> TRY IT:
The entries below should be output exactly as written.

☆ ☆ ☆ ☆

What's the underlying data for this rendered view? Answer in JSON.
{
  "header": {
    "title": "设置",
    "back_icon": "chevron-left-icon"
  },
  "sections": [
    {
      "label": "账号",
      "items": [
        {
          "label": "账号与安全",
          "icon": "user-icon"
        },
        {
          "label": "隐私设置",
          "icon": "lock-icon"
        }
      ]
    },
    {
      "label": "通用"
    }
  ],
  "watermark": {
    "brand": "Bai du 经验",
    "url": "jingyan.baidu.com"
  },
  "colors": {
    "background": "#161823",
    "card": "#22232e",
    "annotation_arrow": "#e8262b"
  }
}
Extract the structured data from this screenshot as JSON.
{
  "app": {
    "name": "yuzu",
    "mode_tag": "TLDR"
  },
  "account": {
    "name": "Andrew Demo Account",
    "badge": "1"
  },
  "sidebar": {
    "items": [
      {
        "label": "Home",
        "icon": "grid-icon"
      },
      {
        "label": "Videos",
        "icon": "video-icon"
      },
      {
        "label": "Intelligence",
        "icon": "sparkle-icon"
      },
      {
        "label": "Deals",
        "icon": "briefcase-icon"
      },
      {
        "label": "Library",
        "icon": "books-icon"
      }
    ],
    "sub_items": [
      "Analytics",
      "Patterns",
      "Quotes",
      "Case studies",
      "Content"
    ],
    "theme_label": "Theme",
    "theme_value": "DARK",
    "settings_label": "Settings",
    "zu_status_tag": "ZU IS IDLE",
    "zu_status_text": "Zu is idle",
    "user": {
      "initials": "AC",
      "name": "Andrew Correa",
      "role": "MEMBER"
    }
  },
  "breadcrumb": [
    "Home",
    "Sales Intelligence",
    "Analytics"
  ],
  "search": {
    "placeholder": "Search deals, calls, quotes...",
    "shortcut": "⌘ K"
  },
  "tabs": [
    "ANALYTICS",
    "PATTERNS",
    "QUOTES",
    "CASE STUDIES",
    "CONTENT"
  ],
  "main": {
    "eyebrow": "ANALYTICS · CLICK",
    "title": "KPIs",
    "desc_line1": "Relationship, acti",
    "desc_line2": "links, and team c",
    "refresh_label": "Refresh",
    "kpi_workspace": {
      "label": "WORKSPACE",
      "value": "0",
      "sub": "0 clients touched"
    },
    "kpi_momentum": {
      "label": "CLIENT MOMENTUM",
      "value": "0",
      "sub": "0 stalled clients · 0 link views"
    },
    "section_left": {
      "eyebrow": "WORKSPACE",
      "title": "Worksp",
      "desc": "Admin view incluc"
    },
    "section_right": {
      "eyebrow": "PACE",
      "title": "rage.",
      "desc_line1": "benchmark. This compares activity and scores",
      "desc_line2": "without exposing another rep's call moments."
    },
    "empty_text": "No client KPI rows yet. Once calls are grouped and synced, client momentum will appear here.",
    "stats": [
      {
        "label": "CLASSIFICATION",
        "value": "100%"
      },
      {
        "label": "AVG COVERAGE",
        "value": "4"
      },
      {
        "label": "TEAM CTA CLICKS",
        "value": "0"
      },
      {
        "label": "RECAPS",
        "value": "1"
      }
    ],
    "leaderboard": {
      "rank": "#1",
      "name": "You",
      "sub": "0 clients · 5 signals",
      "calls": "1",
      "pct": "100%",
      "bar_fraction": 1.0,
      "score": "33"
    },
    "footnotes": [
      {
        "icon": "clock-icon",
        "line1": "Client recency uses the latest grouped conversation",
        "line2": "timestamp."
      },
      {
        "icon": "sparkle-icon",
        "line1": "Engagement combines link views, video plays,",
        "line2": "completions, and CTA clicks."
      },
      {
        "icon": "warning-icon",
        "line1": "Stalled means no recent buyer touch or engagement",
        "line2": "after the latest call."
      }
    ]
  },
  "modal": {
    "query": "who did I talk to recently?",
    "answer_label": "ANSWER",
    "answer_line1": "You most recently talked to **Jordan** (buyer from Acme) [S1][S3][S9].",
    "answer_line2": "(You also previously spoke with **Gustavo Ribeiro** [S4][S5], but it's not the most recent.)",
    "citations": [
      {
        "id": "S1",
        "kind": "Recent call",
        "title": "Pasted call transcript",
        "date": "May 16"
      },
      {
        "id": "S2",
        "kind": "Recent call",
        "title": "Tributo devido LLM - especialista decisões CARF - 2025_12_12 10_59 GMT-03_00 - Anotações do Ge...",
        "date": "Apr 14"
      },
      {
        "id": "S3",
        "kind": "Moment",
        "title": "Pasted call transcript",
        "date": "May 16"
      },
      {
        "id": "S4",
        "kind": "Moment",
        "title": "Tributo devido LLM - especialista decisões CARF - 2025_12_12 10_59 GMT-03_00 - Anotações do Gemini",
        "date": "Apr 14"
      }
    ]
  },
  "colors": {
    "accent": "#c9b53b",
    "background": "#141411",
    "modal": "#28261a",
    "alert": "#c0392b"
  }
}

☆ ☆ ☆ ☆

> RESULT OF THIS TASK:
What's the underlying data for this rendered view? Answer in JSON.
{
  "header": {
    "title": "设置",
    "back_icon": "chevron-left-icon"
  },
  "sections": [
    {
      "label": "账号",
      "items": [
        {
          "label": "账号与安全",
          "icon": "user-icon"
        },
        {
          "label": "隐私设置",
          "icon": "lock-icon"
        }
      ]
    },
    {
      "label": "通用"
    }
  ],
  "watermark": {
    "brand": "Bai du 经验",
    "url": "jingyan.baidu.com"
  },
  "colors": {
    "background": "#161823",
    "card": "#22232e",
    "annotation_arrow": "#e8262b"
  }
}
Extract the structured data from this screenshot as JSON.
{
  "app": {
    "name": "yuzu",
    "mode_tag": "TLDR"
  },
  "account": {
    "name": "Andrew Demo Account",
    "badge": "1"
  },
  "sidebar": {
    "items": [
      {
        "label": "Home",
        "icon": "grid-icon"
      },
      {
        "label": "Videos",
        "icon": "video-icon"
      },
      {
        "label": "Intelligence",
        "icon": "sparkle-icon"
      },
      {
        "label": "Deals",
        "icon": "briefcase-icon"
      },
      {
        "label": "Library",
        "icon": "books-icon"
      }
    ],
    "sub_items": [
      "Analytics",
      "Patterns",
      "Quotes",
      "Case studies",
      "Content"
    ],
    "theme_label": "Theme",
    "theme_value": "DARK",
    "settings_label": "Settings",
    "zu_status_tag": "ZU IS IDLE",
    "zu_status_text": "Zu is idle",
    "user": {
      "initials": "AC",
      "name": "Andrew Correa",
      "role": "MEMBER"
    }
  },
  "breadcrumb": [
    "Home",
    "Sales Intelligence",
    "Analytics"
  ],
  "search": {
    "placeholder": "Search deals, calls, quotes...",
    "shortcut": "⌘ K"
  },
  "tabs": [
    "ANALYTICS",
    "PATTERNS",
    "QUOTES",
    "CASE STUDIES",
    "CONTENT"
  ],
  "main": {
    "eyebrow": "ANALYTICS · CLICK",
    "title": "KPIs",
    "desc_line1": "Relationship, acti",
    "desc_line2": "links, and team c",
    "refresh_label": "Refresh",
    "kpi_workspace": {
      "label": "WORKSPACE",
      "value": "0",
      "sub": "0 clients touched"
    },
    "kpi_momentum": {
      "label": "CLIENT MOMENTUM",
      "value": "0",
      "sub": "0 stalled clients · 0 link views"
    },
    "section_left": {
      "eyebrow": "WORKSPACE",
      "title": "Worksp",
      "desc": "Admin view incluc"
    },
    "section_right": {
      "eyebrow": "PACE",
      "title": "rage.",
      "desc_line1": "benchmark. This compares activity and scores",
      "desc_line2": "without exposing another rep's call moments."
    },
    "empty_text": "No client KPI rows yet. Once calls are grouped and synced, client momentum will appear here.",
    "stats": [
      {
        "label": "CLASSIFICATION",
        "value": "100%"
      },
      {
        "label": "AVG COVERAGE",
        "value": "4"
      },
      {
        "label": "TEAM CTA CLICKS",
        "value": "0"
      },
      {
        "label": "RECAPS",
        "value": "1"
      }
    ],
    "leaderboard": {
      "rank": "#1",
      "name": "You",
      "sub": "0 clients · 5 signals",
      "calls": "1",
      "pct": "100%",
      "bar_fraction": 1.0,
      "score": "33"
    },
    "footnotes": [
      {
        "icon": "clock-icon",
        "line1": "Client recency uses the latest grouped conversation",
        "line2": "timestamp."
      },
      {
        "icon": "sparkle-icon",
        "line1": "Engagement combines link views, video plays,",
        "line2": "completions, and CTA clicks."
      },
      {
        "icon": "warning-icon",
        "line1": "Stalled means no recent buyer touch or engagement",
        "line2": "after the latest call."
      }
    ]
  },
  "modal": {
    "query": "who did I talk to recently?",
    "answer_label": "ANSWER",
    "answer_line1": "You most recently talked to **Jordan** (buyer from Acme) [S1][S3][S9].",
    "answer_line2": "(You also previously spoke with **Gustavo Ribeiro** [S4][S5], but it's not the most recent.)",
    "citations": [
      {
        "id": "S1",
        "kind": "Recent call",
        "title": "Pasted call transcript",
        "date": "May 16"
      },
      {
        "id": "S2",
        "kind": "Recent call",
        "title": "Tributo devido LLM - especialista decisões CARF - 2025_12_12 10_59 GMT-03_00 - Anotações do Ge...",
        "date": "Apr 14"
      },
      {
        "id": "S3",
        "kind": "Moment",
        "title": "Pasted call transcript",
        "date": "May 16"
      },
      {
        "id": "S4",
        "kind": "Moment",
        "title": "Tributo devido LLM - especialista decisões CARF - 2025_12_12 10_59 GMT-03_00 - Anotações do Gemini",
        "date": "Apr 14"
      }
    ]
  },
  "colors": {
    "accent": "#c9b53b",
    "background": "#141411",
    "modal": "#28261a",
    "alert": "#c0392b"
  }
}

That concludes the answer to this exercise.